On October 27th, the Prime Minister said he would not attend Egypt’s U.N. COP27 climate summit. A spokeswoman for No.10 highlighted that his absence would be due to “pressing domestic commitments”– a statement that led to global anger.
Citizens and local and foreign government members pointed out that the summit should be among the prime minister’s priorities. Otherwise, the UK’s stance on climate change could be questioned, especially with Shell admitting last week it had paid no windfall tax despite its record profits. Additionally, the UK is the current holder of the COP presidency, which reinforces the importance of the country’s involvement in the fight against climate change.
Instead of travelling to Egypt for the conference, Sunak stated he would speak at a reception for business and environmental leaders hosted at Buckingham Palace.
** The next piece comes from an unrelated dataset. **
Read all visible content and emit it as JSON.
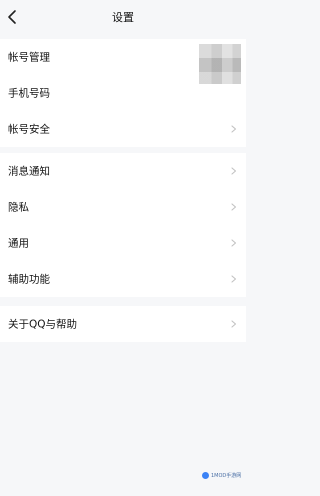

Despite this announcement, global leaders have expressed their disappointment towards Sunak’s decision. Mohamed Nasheed, speaker of the Maldives parliament and former president, said: “[It’s] very worrying that the UK thought there was anything more serious than climate change. You can count the pennies but might lose the pounds.”
British citizens have also raised concerns about the UK’s role in the fight against climate change. An anonymous woman protesting in front of the British Parliament told Westminster World: “[Sunak’s] only interest is money making. Money can be replaced but our planet can’t.”
Following the wave of criticism received by the prime minister, his official spokesman said, on Monday, that Sunak’s position was “under review” meaning that he might change his mind and take part in the climate summit.
Although many believe that summits like COP27 can elicit change, others think these conferences are only talks resulting in no action. Robert, a Londoner, had written on a protest board all the pressing issues discussed by governments at COP26 held in Glasgow last year. From melting ice caps to hot summers and loss of wildlife, Robert explained that he had been following the progress of all actions and solutions proposed, but no progress was made. He also added that climate summits are insufficient to solve the pressing global climate issues.